Note: Proland Corp. (Owner/Developer) provided a standby LC in favor of the City of Edmonton (City) in connection with approvals related to an industrial subdivision. Owner/Developer subsequently contracted with MGN Contractors Inc. (Contractor/Obligee) to build roads, services, and drainage required for the subdivision. Contractor subcontracted some of the work to Sprague-Rosser Contracting Co. (Subcontractor/Obligor). Under the terms of the subcontract, Subcontractor/Obligor provided Contractor/Obligee with a 50% performance bond.

The subcontract was for CAD 6,391,101.50. The parties to the subcontract agreed to a change order, amending the subcontract on 14 April 2008. The change order added an additional CAD 2,432,000 to the contract price and set the completion date before the end of 2008. AXA Pacific Insurance Co. (Surety) was never notified of the amendment to the contract, and issued the 50% performance bond on 12 May 2008, referencing the original subcontract even though that contract contained unfilled blank spaces. No reference in the bond was made to the change order.

On 24 August 2009, Subcontract/Obligor quit the worksite. On 3 September 2009, City drew upon the standby LC provided by Owner/Developer in order to engage a replacement contractor to finish the servicing obligations. This drawing caused a chain reaction, whereby Owner/Developer terminated the general contract between it and the Contractor/ Obligee, who in turn notified Subcontractor/Obligor that the cancellation of the general contract had the effect of canceling the subcontract. Eight days later, on 11 September 2009, Contractor/Obligee sent a notice of default to Surety.

When Surety refused to pay, Contractor/ Obligee sued to collect on the performance bond. Surety moved for summary judgment to dismiss Contractor/Obligee's claim. The trial court Master denied summary judgment. Surety appealed. The Alberta Court of Queen's Bench, Judicial District of Edmonton, Graesser, J., affirmed the decision of the Master's decision.

Terms of the Surety Bond: As set forth in the opinion, the "operative portion of the bond" provided:

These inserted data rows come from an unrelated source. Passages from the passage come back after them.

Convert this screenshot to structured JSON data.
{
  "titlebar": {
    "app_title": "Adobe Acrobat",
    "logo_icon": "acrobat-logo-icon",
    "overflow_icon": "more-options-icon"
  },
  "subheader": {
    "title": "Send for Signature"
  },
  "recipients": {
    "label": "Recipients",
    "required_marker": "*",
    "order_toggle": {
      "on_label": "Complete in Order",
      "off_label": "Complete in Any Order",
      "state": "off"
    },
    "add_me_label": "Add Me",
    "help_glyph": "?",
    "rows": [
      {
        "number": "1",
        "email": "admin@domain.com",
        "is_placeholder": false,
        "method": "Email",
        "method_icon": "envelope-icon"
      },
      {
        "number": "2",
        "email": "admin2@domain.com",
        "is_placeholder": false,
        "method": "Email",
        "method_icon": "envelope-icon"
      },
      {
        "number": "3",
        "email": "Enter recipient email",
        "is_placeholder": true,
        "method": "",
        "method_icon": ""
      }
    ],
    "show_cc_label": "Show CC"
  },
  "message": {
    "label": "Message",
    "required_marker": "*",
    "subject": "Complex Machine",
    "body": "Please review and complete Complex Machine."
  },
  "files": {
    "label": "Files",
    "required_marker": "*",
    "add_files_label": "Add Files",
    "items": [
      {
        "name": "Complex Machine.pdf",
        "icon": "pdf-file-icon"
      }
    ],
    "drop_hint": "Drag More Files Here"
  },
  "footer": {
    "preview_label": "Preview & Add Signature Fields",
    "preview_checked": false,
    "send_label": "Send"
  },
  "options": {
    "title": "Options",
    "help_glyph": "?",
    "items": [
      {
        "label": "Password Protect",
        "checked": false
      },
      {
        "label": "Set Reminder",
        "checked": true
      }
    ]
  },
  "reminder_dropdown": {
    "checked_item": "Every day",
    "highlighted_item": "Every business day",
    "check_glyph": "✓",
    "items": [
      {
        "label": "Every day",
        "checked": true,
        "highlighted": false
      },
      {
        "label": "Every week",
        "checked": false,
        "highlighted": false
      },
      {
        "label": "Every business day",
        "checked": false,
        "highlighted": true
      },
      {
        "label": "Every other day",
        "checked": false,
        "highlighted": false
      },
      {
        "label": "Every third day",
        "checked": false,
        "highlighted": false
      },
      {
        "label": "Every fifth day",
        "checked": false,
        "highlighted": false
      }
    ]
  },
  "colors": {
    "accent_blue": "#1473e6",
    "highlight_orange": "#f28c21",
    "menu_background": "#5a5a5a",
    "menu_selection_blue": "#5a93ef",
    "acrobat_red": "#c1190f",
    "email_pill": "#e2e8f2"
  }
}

"Whenever the [Subcontractor/Obligor] shall be, and declared by the [Contractor/Obligee] to be, in default under the Contract, the [Contractor/ Obligee] having performed the [Contractor/ Obligee]'s obligations thereunder, the Surety shall promptly:

1. remedy the default, or;

2. complete the Contract in accordance with its terms and conditions or;

3. obtain a bid or bids for submission to the [Contractor/Obligee] for completing the Contract in accordance with its terms and conditions and upon determination by the [Contractor/ Obligee] and the Surety of the lowest responsible bidder, arrange for a contract between such bidder and the [Contractor/Obligee] and make available as work progresses (even though there should be a default, or a succession of defaults, under the contract or contracts of completion, arranged under this paragraph) sufficient funds to pay to complete the [Subcontractor/Obligor's] obligations in accordance with the terms and conditions of the Contract and to pay those expenses incurred by the [Contractor/Obligee] as a result of the [Subcontractor/Obligor's] default relating directly to the performance of the work under the Contract, less the balance of the Contract price; but not exceeding the Bond Amount. The balance of the Contract price is the total amount payable by the [Contractor/ Obligee] to the [Subcontractor/Obligor] under the Contract, less the amount properly paid by the [Contractor/Obligee] to the [Subcontractor/ Obligor], or;

4. pay the [Contractor/Obligee] the lesser of (1) the Bond Amount or (2) the [Contractor/ Obligee's] proposal cost of completion, less the balance of Contract price."



The views expressed in this Case Summary are those of the Institute of International Banking Law and Practice and not necessarily those of ICC or the other partners in DC-PRO.